My Six on Saturday comes to you from sunny Spain, the Picos de Europa to be more specific, where I am easing off after a difficult year. The Propagator will, I hope, allow such a breach of ‘backyard’ information! So, this is gardening in the Picos de Europa.
This year has been a scramble from the beginning – photography exhibition, two weeks in Brittany, a working trip to Northern France, and volunteering and photographing with Open Garden Squares Weekend in London. Blogging is out of order, but posting on Brittany is next and I must share with you the wonderful gardens at the Chateau of Trévarez which is situated on a hillside overlooking the Aulne Valley. I was in Brittany to photograph the Churches but took a day out to visit these gardens – and I plan to do the same next year!
The original Chateau was built in the 16C and 17C. Today’s building dates from 1893-1904 and was commissioned by James de Kerjégu, a politician The domain of Trévarez covers over 85 hectares and in the vast parklands are a classical regular garden, an Italian style garden, a picturesque garden with cascades and a recently planted contemporary garden. Trévarez also has a heather collection of national importance, apparently. The gardens feature different plants during the seasons: camellias from November to April, rhododendrons (National Collection) in April and May, Hydrangeas and Fuchsias in the summertime...’. The Chateau was occupied by German forces during WWII and bombed by the RAF, but has been restored and both the Chateau and parklands are open to the public at advertised times.
The rhododendrons were glorious! Flowers of all colours – along the walkways, hidden in the woods, in clumps in groves – unbelieveably beautiful.
I think this was the ‘Romantic Garden’, built in a quarry and with a waterfall and river. Steps from the garden lead up to a more formal vista and leat leading to the Chateau.
The woods are … beautiful
European Garden Heritage
The story of the garden began in 1897 when a Parisian businessman, Georges Delaselle, visited the island and was captivated by the exotic plants brought there by sailors. He decided to create his own exotic garden and in 1918 moved permanently to the island. As so often happens, on his death the gardens gradually fell into disrepair and were only rescued in 1987 with the formation of the Friends and the support of the Conservatoire du Littoral. Today there are more than 2,500 species in the garden, from five continents.
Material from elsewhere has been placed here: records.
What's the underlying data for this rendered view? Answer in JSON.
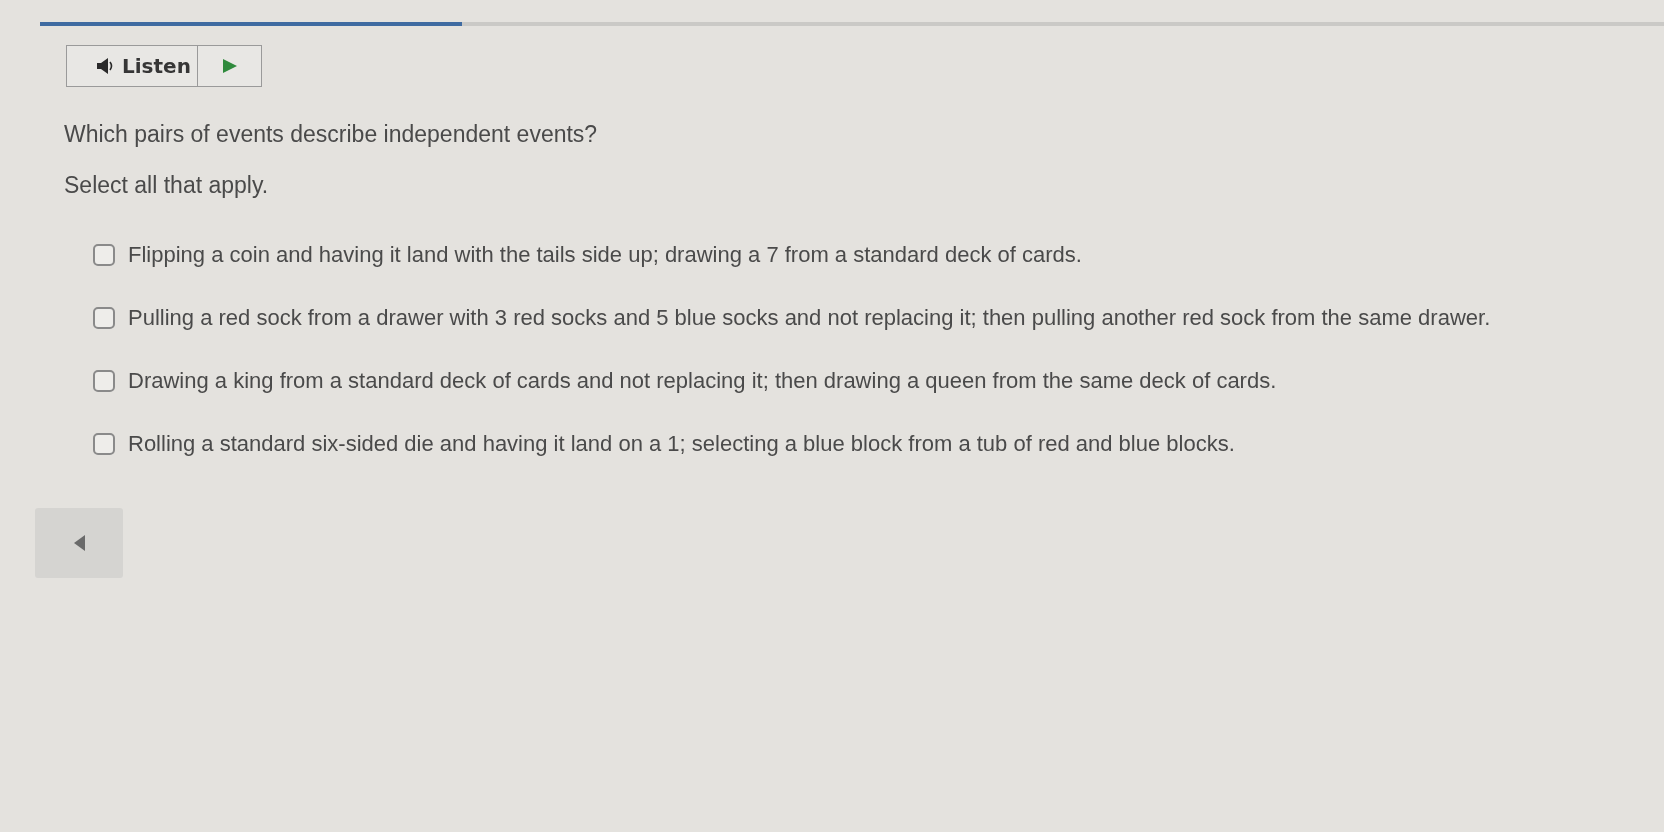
{
  "progress": {
    "level": 0.26
  },
  "listen": {
    "label": "Listen"
  },
  "question": "Which pairs of events describe independent events?",
  "instruction": "Select all that apply.",
  "options": [
    {
      "text": "Flipping a coin and having it land with the tails side up; drawing a 7 from a standard deck of cards.",
      "checked": false
    },
    {
      "text": "Pulling a red sock from a drawer with 3 red socks and 5 blue socks and not replacing it; then pulling another red sock from the same drawer.",
      "checked": false
    },
    {
      "text": "Drawing a king from a standard deck of cards and not replacing it; then drawing a queen from the same deck of cards.",
      "checked": false
    },
    {
      "text": "Rolling a standard six-sided die and having it land on a 1; selecting a blue block from a tub of red and blue blocks.",
      "checked": false
    }
  ]
}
‘…The project then begins in the 1970s with the idea to create the first world botanical garden dedicated to the conservation of endangered plants – Jean-Yves Lesouëf The gardens were built in the Stang Alar Valley, previously a rubbish dump and quarry.
‘…The most precious treasures in the Botanical Conservatory Garden are found in tropical greenhouses: the largest concentration in France of endangered plants! …In the 1,000 m² of this area of discovery, 95% of plants are threatened with extinction, some of them are extinct in nature. That is to say, they can no longer be found here or in other botanical gardens and conservatories…’ – what a frightening thought.
The Greenhouses lead visitors through different climatic regions of the world: from the wet tropical mountains –
to subtropical oceanic islands –
through the dry tropics –
and out through the wet and steaming tropical rain forests.
The gardens themselves are stunning and there were lots of people just wandering, sitting, running, photographing and generally enjoying the transformation of a ‘derelict’ valley into a peaceful and beautiful park.
The Gunneras were amazing, growing along the River, as were the tree ferns, the bamboos, and the magnolias. It was all beautiful.
Above all there are numerous unusual and beautiful trees.
Brest Conservatoire National Botanique
The garden, even in September, was just a delight! If you are ever in Brittany do try and visit. There were hardly any other visitors apart from us and we were able to wander around at leisure, uncrowded. I certainly return plan to return. We started in the greenhouses, filled with amazing succulents, and then started following the outside route.